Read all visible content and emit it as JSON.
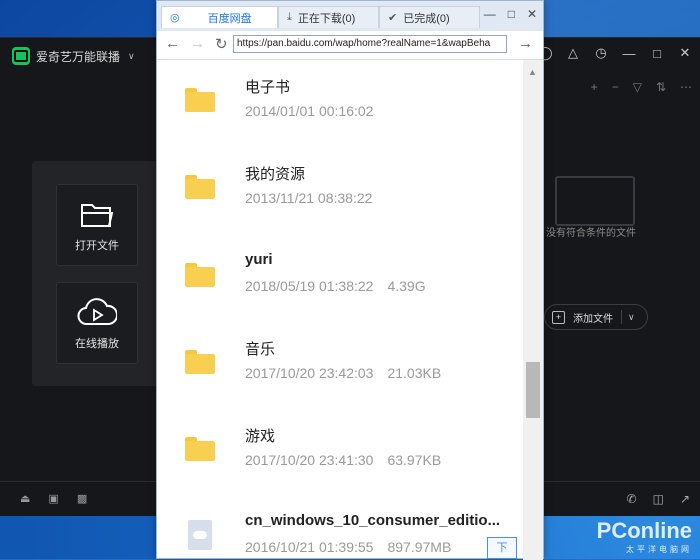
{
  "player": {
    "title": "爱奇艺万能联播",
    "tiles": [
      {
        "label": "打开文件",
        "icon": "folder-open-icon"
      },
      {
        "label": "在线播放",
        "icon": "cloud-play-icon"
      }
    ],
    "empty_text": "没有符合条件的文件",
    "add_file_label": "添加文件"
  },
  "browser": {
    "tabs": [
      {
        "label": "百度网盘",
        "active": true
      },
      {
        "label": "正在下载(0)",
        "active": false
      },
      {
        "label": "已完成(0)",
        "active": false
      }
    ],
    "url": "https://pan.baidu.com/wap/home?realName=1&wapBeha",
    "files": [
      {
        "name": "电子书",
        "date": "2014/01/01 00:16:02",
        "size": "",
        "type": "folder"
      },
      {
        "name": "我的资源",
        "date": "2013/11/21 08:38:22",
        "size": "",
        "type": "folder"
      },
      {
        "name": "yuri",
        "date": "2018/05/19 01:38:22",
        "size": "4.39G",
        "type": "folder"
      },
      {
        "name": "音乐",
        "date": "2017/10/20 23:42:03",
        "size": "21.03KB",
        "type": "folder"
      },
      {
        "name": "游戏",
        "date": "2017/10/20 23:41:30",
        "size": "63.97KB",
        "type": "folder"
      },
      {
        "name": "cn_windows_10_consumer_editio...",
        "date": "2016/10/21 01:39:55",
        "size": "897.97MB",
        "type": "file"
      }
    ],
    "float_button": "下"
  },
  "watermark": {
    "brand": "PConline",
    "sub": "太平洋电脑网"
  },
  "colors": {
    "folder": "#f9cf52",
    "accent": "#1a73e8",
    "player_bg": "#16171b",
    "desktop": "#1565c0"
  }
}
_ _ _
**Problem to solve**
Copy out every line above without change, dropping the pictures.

**Response to the exercise**
Read all visible content and emit it as JSON.
{
  "player": {
    "title": "爱奇艺万能联播",
    "tiles": [
      {
        "label": "打开文件",
        "icon": "folder-open-icon"
      },
      {
        "label": "在线播放",
        "icon": "cloud-play-icon"
      }
    ],
    "empty_text": "没有符合条件的文件",
    "add_file_label": "添加文件"
  },
  "browser": {
    "tabs": [
      {
        "label": "百度网盘",
        "active": true
      },
      {
        "label": "正在下载(0)",
        "active": false
      },
      {
        "label": "已完成(0)",
        "active": false
      }
    ],
    "url": "https://pan.baidu.com/wap/home?realName=1&wapBeha",
    "files": [
      {
        "name": "电子书",
        "date": "2014/01/01 00:16:02",
        "size": "",
        "type": "folder"
      },
      {
        "name": "我的资源",
        "date": "2013/11/21 08:38:22",
        "size": "",
        "type": "folder"
      },
      {
        "name": "yuri",
        "date": "2018/05/19 01:38:22",
        "size": "4.39G",
        "type": "folder"
      },
      {
        "name": "音乐",
        "date": "2017/10/20 23:42:03",
        "size": "21.03KB",
        "type": "folder"
      },
      {
        "name": "游戏",
        "date": "2017/10/20 23:41:30",
        "size": "63.97KB",
        "type": "folder"
      },
      {
        "name": "cn_windows_10_consumer_editio...",
        "date": "2016/10/21 01:39:55",
        "size": "897.97MB",
        "type": "file"
      }
    ],
    "float_button": "下"
  },
  "watermark": {
    "brand": "PConline",
    "sub": "太平洋电脑网"
  },
  "colors": {
    "folder": "#f9cf52",
    "accent": "#1a73e8",
    "player_bg": "#16171b",
    "desktop": "#1565c0"
  }
}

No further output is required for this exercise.